The practice of combining (or merging) two different companies certainly sounds easy enough in theory; however, in virtually every instance there is much more to the transaction than is visible on the surface. Every occurrence of a merger and acquisition (commonly abbreviated as M&A) has its own unique nuances, and their success depends on a number of factors. These include properly identifying the correct synergies between the companies, amount of due diligence performed, and ensuring that all parties are on the same page as far as the results are concerned, among many, many others.
There are many reasons for companies to enter into M&As. In virtually every instance, it’s for purely financial reasons — including increasing profit, acquiring assets, growing market share or reducing risk. There are also many flavors of M&As, including triangular mergers, vertical mergers, conglomerate mergers and market-extension mergers. The overall structure of a merger also falls under a category, such as Forward Mergers, Reverse Triangular Mergers or Short-Form Mergers.
What Is a Short-Form Merger?
A short-form merger (sometimes referred to as a parent-subsidiary merger) is generally used when the acquiring company plans on merging with a subsidiary company, although the subsidiary doesn’t necessarily have to be wholly owned by the acquiring company. There are two variations of the short-term merger:
- Most commonly, it’s considered “upstream” when a parent company acquires its subsidiary
- Far less commonly, it’s “downstream,” when a parent company is merged into a subsidiary.
In the end, either entity in the transaction can be considered the survivor of the merger. However, regulations generally require that the parent entity owns a minimum of 90% of the outstanding shares of the subsidiary’s stock, though there are a few states (Alabama, Florida and Montana) that only require ownership of 80% of outstanding shares. Though every state has fiduciary regulations regarding short-form mergers, the extent of the regulations can differ; for example, California has much more stringent legal requirements for M&A activity than other states (like Delaware) have on their books. In some circumstances, where the parent company owns less than the legal percentage of shares of the target company, shareholder approval of the acquiring company must be obtained, but that puts it into a different category than a short-form merger.
Basically, a short-form merger is a form of a tender offer. The acquiring company makes an offer (or exchange) for the target company’s shares, which is often followed with the buyer owning all of the target company’s shares, which brings us to another wrinkle in the complex world of M&As.
As with virtually every other type of legal and financial transactions, there are multiple types of short-form mergers, including the two-step merger. A two-step is basically the same concept as a short-form merger, but, as the name suggests, it’s broken up into two separate steps.

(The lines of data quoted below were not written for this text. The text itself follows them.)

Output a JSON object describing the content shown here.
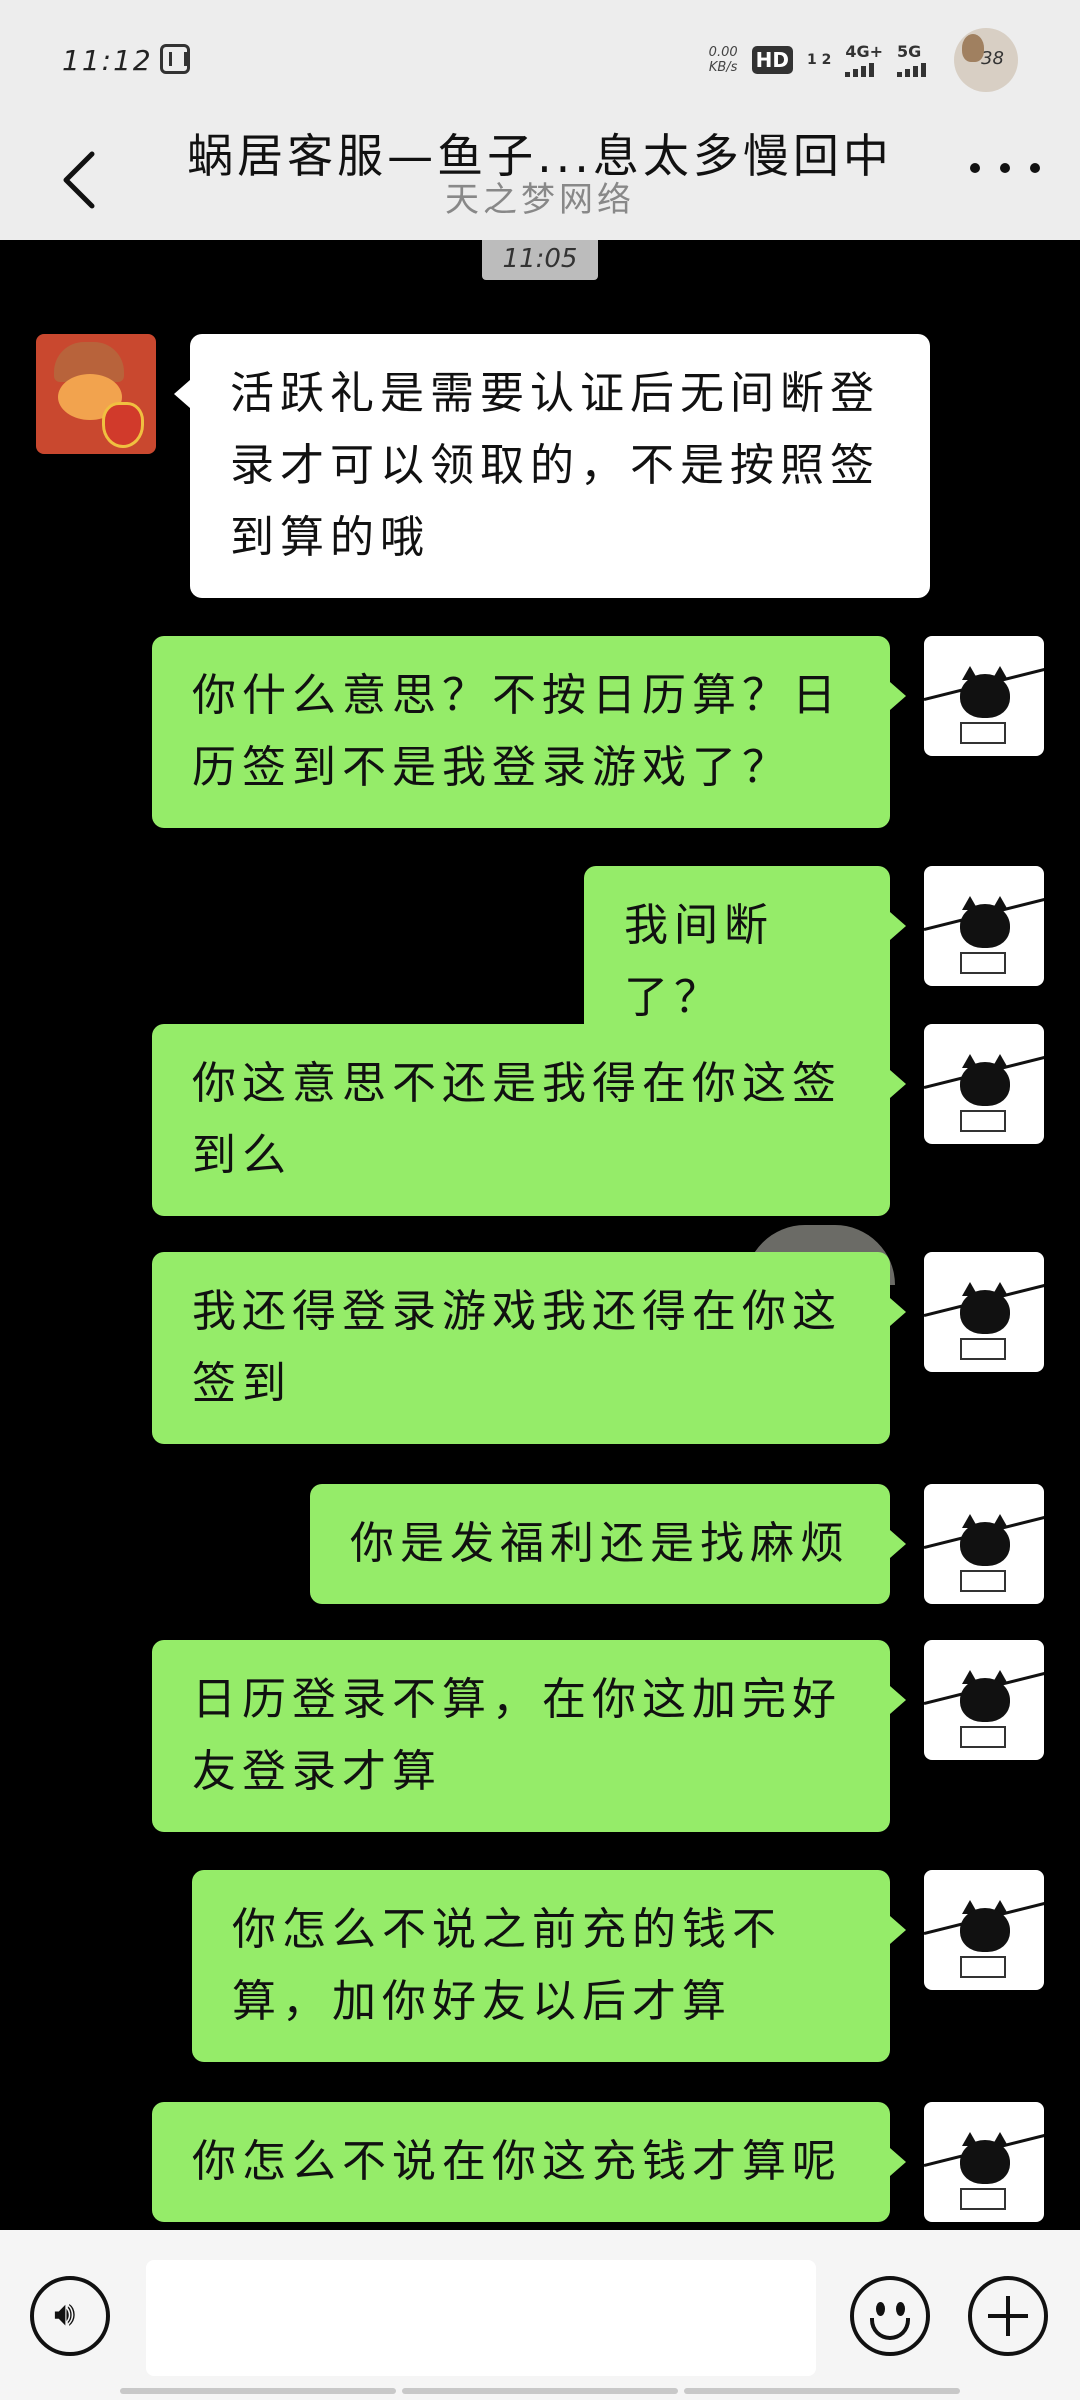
{
  "status_bar": {
    "time": "11:12",
    "net_speed_top": "0.00",
    "net_speed_bottom": "KB/s",
    "hd_label": "HD",
    "hd_sub": "1 2",
    "net1": "4G+",
    "net2": "5G",
    "battery": "38"
  },
  "header": {
    "title": "蜗居客服—鱼子...息太多慢回中",
    "subtitle": "天之梦网络"
  },
  "timestamp": "11:05",
  "messages": [
    {
      "sender": "contact",
      "text": "活跃礼是需要认证后无间断登录才可以领取的，不是按照签到算的哦"
    },
    {
      "sender": "me",
      "text": "你什么意思？不按日历算？日历签到不是我登录游戏了？"
    },
    {
      "sender": "me",
      "text": "我间断了？"
    },
    {
      "sender": "me",
      "text": "你这意思不还是我得在你这签到么"
    },
    {
      "sender": "me",
      "text": "我还得登录游戏我还得在你这签到"
    },
    {
      "sender": "me",
      "text": "你是发福利还是找麻烦"
    },
    {
      "sender": "me",
      "text": "日历登录不算，在你这加完好友登录才算"
    },
    {
      "sender": "me",
      "text": "你怎么不说之前充的钱不算，加你好友以后才算"
    },
    {
      "sender": "me",
      "text": "你怎么不说在你这充钱才算呢"
    }
  ],
  "input_bar": {
    "voice_icon": "voice-icon",
    "emoji_icon": "emoji-icon",
    "plus_icon": "plus-icon",
    "input_value": ""
  },
  "colors": {
    "incoming_bubble": "#ffffff",
    "outgoing_bubble": "#95ec69",
    "header_bg": "#ededed",
    "chat_bg": "#000000"
  }
}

The first step is a tender offer (or exchange offer) to buy a majority of the target company’s shares; the second step (hence the name) is for the acquiring company to purchase any outstanding shares of the target company.
Benefits of Short-Form Mergers

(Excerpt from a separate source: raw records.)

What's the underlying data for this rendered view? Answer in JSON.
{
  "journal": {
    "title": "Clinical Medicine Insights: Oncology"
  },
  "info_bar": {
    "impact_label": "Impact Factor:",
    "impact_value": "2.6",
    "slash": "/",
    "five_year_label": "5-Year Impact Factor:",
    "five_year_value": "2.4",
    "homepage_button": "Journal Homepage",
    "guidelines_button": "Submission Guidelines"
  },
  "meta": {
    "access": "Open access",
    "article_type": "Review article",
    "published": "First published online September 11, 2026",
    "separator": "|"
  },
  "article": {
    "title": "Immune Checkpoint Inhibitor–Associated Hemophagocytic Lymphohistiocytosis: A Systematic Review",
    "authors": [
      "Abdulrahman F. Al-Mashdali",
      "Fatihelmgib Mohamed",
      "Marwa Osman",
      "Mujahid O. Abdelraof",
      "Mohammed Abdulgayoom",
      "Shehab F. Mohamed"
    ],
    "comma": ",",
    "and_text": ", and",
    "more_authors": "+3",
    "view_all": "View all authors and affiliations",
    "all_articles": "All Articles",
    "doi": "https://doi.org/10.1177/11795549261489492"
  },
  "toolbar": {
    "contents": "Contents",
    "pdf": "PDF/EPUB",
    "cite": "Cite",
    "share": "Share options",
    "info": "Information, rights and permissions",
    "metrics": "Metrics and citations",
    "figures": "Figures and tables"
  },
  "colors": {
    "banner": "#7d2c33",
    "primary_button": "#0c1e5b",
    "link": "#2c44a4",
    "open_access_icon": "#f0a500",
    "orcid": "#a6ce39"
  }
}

A short-form merger is commonly used in situations where the acquiring company does not want (or need) the approval of the shareholders. In general, shareholder approval is usually necessary for any type of major corporate transaction. It is differentiated from other types of mergers by its more streamlined M&A process, which saves both time and money during the merger process and lessens the hassle that other types of mergers inherently have. The benefit of performing a short-form merger is that it is virtually always less expensive and time-consuming than other types of standard mergers.
Things To Ensure Success
Previous to the online world, M&A activity was generally confined to a physical data room — a place where the hardcopy documents resided, and all associated parties would have to visit that location to conduct due diligence and all the other business associated with the merger. These documents, legal, financial and otherwise were strictly controlled, and only the appropriate parties were allowed access to the documentation.
Today, data rooms are virtual — which allows greater security measures. You can allow for the right person to view the appropriate documents at the right time, and it doesn’t involve travel or reams upon reams of hardcopy documents. There are timestamps and tracking options, and all is performed electronically, requiring much less expense than the physical data rooms of yesteryear.
Using a VDR speeds up and lessens the cost of the entire M&A process and makes it easy for involved parties to log in from anywhere on the globe. This is particularly appealing for short-form mergers, as speed of closing is typically critically important to these transactions.
If you are planning on following through with a short-form merger, having a trusted third-party partner who provides a secure virtual data room with a user-friendly interface will pay dividends. Having access to the data room during the M&A process will prove to be one of the most valuable tools available, saving both time and money, and providing peace of mind as well. The virtual data room will help the information flow faster and easier, and increase security when it comes to sharing your confidential information with others, both within and outside your organization.
Interested in learning more about how Caplinked can streamline your short-form merger process? Start your free trial today.
Chris Capelle is a technology expert, writer and instructor. For over 25 years, he has worked in the publishing, advertising and consumer products industries.